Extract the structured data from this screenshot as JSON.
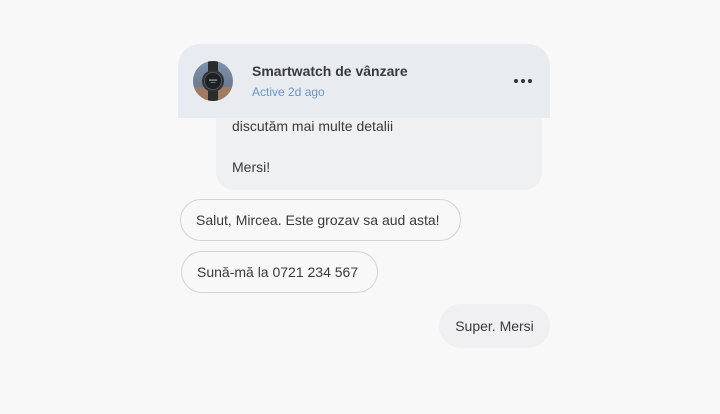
{
  "header": {
    "title": "Smartwatch de vânzare",
    "status": "Active 2d ago",
    "avatar_icon": "smartwatch-photo",
    "menu_icon": "more-horizontal-icon"
  },
  "messages": [
    {
      "direction": "received",
      "lines": [
        "discutăm mai multe detalii",
        "Mersi!"
      ]
    },
    {
      "direction": "received",
      "text": "Salut, Mircea. Este grozav sa aud asta!"
    },
    {
      "direction": "received",
      "text": "Sună-mă la 0721 234 567"
    },
    {
      "direction": "sent",
      "text": "Super. Mersi"
    }
  ],
  "colors": {
    "header_bg": "#e8ebf0",
    "status_text": "#6a95c4",
    "received_bubble_bg": "#eef0f2",
    "sent_bubble_bg": "#f0f0f2",
    "outlined_border": "#d4d4d4",
    "page_bg": "#f8f8f8"
  }
}
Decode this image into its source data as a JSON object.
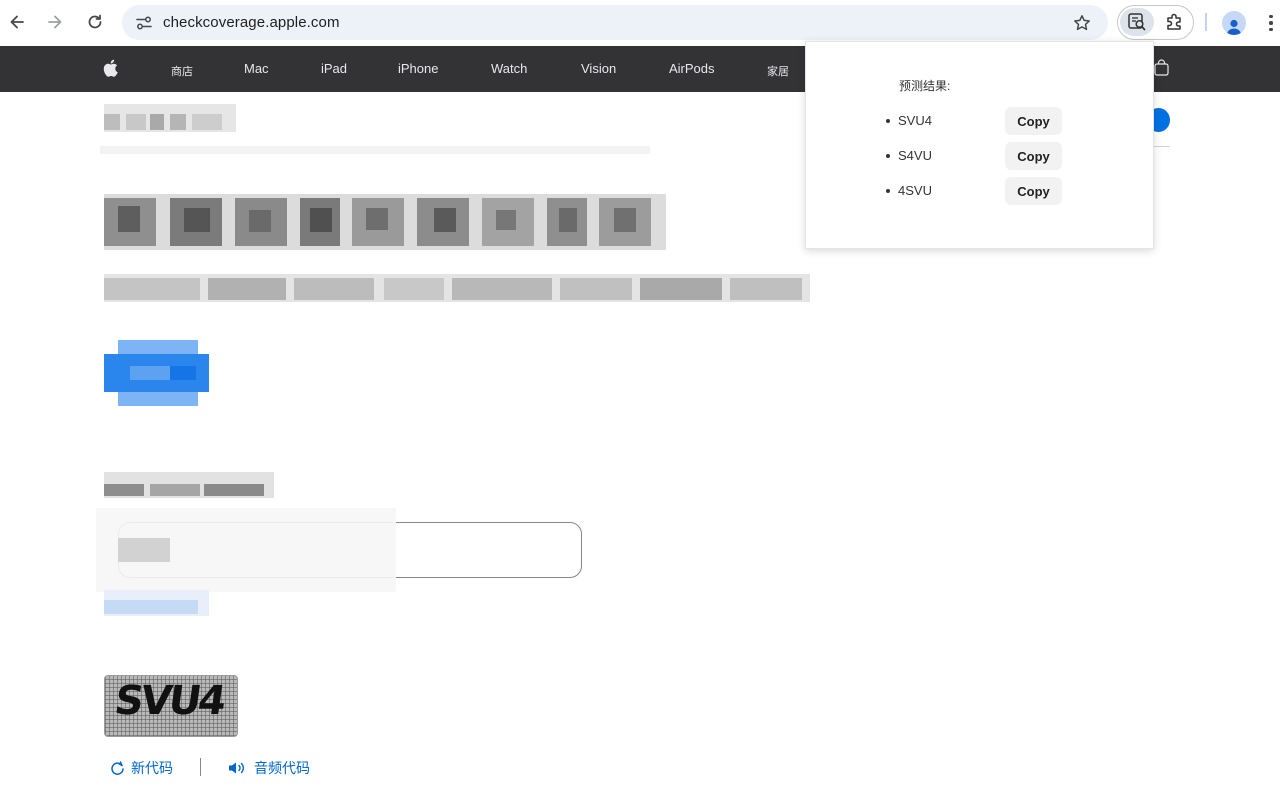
{
  "browser": {
    "url": "checkcoverage.apple.com",
    "icons": {
      "back": "arrow-left-icon",
      "forward": "arrow-right-icon",
      "reload": "reload-icon",
      "site_info": "tune-icon",
      "bookmark": "star-icon",
      "extension_active": "captcha-solver-extension-icon",
      "extensions": "puzzle-icon",
      "profile": "profile-avatar-icon",
      "menu": "kebab-menu-icon"
    }
  },
  "apple_nav": {
    "items": [
      "商店",
      "Mac",
      "iPad",
      "iPhone",
      "Watch",
      "Vision",
      "AirPods",
      "家居"
    ],
    "icons": {
      "logo": "apple-logo-icon",
      "bag": "shopping-bag-icon"
    },
    "colors": {
      "background": "#333336",
      "text": "#e8e8ed"
    }
  },
  "captcha": {
    "image_text": "SVU4",
    "links": {
      "new_code": "新代码",
      "audio_code": "音频代码"
    },
    "link_color": "#0066cc"
  },
  "popup": {
    "title": "预测结果:",
    "results": [
      {
        "code": "SVU4",
        "button": "Copy"
      },
      {
        "code": "S4VU",
        "button": "Copy"
      },
      {
        "code": "4SVU",
        "button": "Copy"
      }
    ]
  },
  "colors": {
    "accent": "#0071e3",
    "omnibox_bg": "#edf1f8"
  }
}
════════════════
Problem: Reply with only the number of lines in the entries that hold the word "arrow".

Output of the task: 2